The changing perspective
When I lived in Colombia, a friend and I climbed up Mt. Tolima just outside a small town called Ibaque near Bogota. I’m not a climber but I’m told going over 5000m is an accomplishment in the trekking world.
We started out on our two day and two night trek, and standing at the bottom, looking up at the snow capped summit, was intimidating. The distance, work, and effort seemed enormous from our point of view. Nevertheless, we took that first step and headed upwards.
As we ascended, there was no one step to the next that showed our process, but the more steps we took, there was less mountain in front and more of it behind. It was a slow, gradual change and when we stopped at different intervals to evaluate our progress, it changed our perspective. It was no longer the same hike that we started out doing; we had shortened the distance.
Are you reflecting?
A common point of discussion I have with people is about the magnitude of how they perceive what it is that they are trying to do. In the beginning, it is vital that you simply start no matter how small or large you perceive the effort. That simple act of starting puts some of your mountain behind you and has already shortened what is in front of you.
But after that start, it is equally important that you stop and pause along the road. The shades of change as you go will be hard to notice one step to the next, but if you take moments to reflect on what you have put behind you and what remains in front, you will be able to not only see progress, but fully appreciate how much less is left in front of you.
It is sometimes easy to keep viewing what you have to do from the perspective of the start, or just trudge forward without valuing your efforts up to that point, but by combining time to reflect on how far you have come AND how much less is in front, then your efforts and motivation can be continually renewed.

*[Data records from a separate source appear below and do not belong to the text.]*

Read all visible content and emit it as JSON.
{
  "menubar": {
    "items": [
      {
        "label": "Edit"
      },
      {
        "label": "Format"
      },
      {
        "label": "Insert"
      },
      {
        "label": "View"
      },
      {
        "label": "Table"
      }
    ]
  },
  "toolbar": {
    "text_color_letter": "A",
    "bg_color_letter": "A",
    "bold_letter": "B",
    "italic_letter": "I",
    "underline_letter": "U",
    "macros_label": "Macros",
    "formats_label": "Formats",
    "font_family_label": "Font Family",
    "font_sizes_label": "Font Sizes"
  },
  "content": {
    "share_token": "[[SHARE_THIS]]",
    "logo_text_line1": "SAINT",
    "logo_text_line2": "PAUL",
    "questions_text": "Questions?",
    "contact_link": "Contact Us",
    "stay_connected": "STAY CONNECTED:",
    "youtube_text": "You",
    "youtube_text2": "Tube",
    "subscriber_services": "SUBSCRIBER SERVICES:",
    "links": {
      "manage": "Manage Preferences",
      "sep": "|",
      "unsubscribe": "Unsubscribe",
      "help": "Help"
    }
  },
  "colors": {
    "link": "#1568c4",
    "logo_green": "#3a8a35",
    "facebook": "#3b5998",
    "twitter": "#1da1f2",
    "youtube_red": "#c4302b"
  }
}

What have you been working at that needs some acknowledgement with a look to how much you have done and how much less is left in front? Are you going up the mountain with your head down or taking time to appreciate your efforts?
Photo Credit (an original from the trip to Mt. Tolima)